### [Task objective]
Write out the records beneath this line exactly as they appear, minus any images.

(Dataset records)

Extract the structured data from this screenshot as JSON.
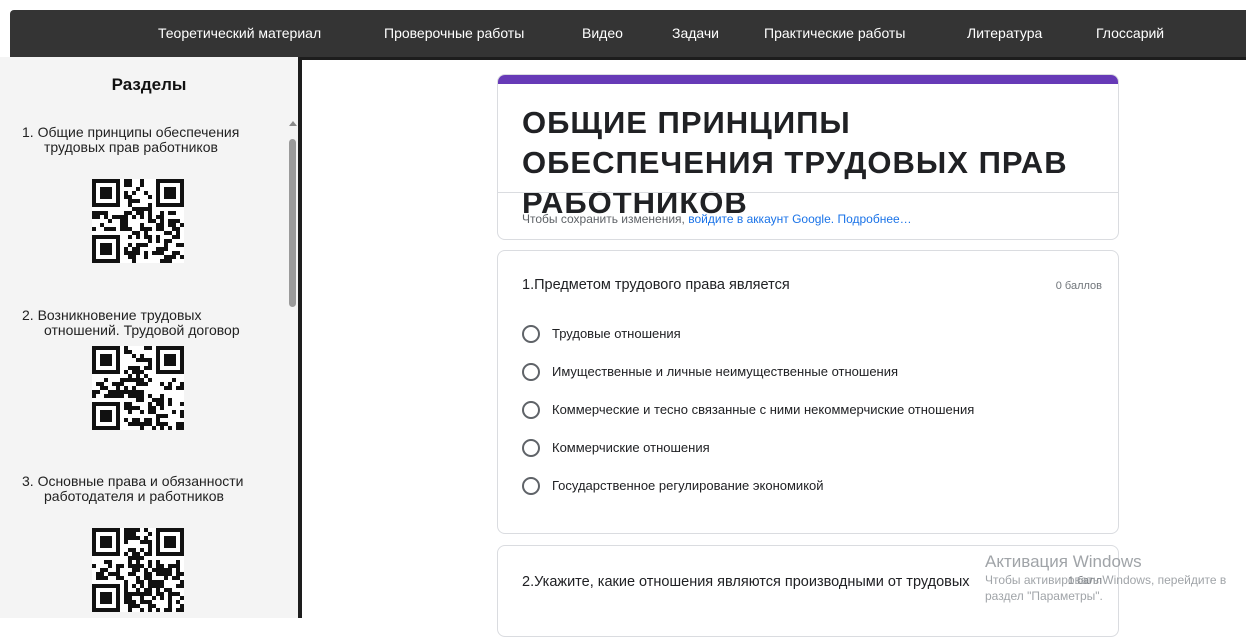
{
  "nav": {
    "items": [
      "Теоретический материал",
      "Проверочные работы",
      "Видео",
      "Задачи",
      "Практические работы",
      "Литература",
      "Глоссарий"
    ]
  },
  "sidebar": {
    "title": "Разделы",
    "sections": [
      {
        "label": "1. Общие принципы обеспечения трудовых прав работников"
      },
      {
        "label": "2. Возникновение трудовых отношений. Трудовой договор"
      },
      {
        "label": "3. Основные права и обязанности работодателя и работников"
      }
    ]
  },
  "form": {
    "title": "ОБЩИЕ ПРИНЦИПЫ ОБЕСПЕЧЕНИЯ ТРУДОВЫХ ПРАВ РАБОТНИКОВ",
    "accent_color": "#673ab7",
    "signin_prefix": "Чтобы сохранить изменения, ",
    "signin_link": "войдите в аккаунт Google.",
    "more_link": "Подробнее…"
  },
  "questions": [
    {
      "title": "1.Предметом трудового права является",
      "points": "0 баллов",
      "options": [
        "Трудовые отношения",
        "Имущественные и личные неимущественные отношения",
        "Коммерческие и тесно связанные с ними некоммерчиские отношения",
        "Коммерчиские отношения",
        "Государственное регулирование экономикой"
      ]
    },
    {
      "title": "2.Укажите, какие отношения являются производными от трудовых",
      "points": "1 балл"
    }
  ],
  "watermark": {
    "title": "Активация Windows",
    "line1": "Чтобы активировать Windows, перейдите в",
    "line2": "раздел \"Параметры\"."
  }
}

### [Result]
Extract the structured data from this screenshot as JSON.
{
  "nav": {
    "items": [
      "Теоретический материал",
      "Проверочные работы",
      "Видео",
      "Задачи",
      "Практические работы",
      "Литература",
      "Глоссарий"
    ]
  },
  "sidebar": {
    "title": "Разделы",
    "sections": [
      {
        "label": "1. Общие принципы обеспечения трудовых прав работников"
      },
      {
        "label": "2. Возникновение трудовых отношений. Трудовой договор"
      },
      {
        "label": "3. Основные права и обязанности работодателя и работников"
      }
    ]
  },
  "form": {
    "title": "ОБЩИЕ ПРИНЦИПЫ ОБЕСПЕЧЕНИЯ ТРУДОВЫХ ПРАВ РАБОТНИКОВ",
    "accent_color": "#673ab7",
    "signin_prefix": "Чтобы сохранить изменения, ",
    "signin_link": "войдите в аккаунт Google.",
    "more_link": "Подробнее…"
  },
  "questions": [
    {
      "title": "1.Предметом трудового права является",
      "points": "0 баллов",
      "options": [
        "Трудовые отношения",
        "Имущественные и личные неимущественные отношения",
        "Коммерческие и тесно связанные с ними некоммерчиские отношения",
        "Коммерчиские отношения",
        "Государственное регулирование экономикой"
      ]
    },
    {
      "title": "2.Укажите, какие отношения являются производными от трудовых",
      "points": "1 балл"
    }
  ],
  "watermark": {
    "title": "Активация Windows",
    "line1": "Чтобы активировать Windows, перейдите в",
    "line2": "раздел \"Параметры\"."
  }
}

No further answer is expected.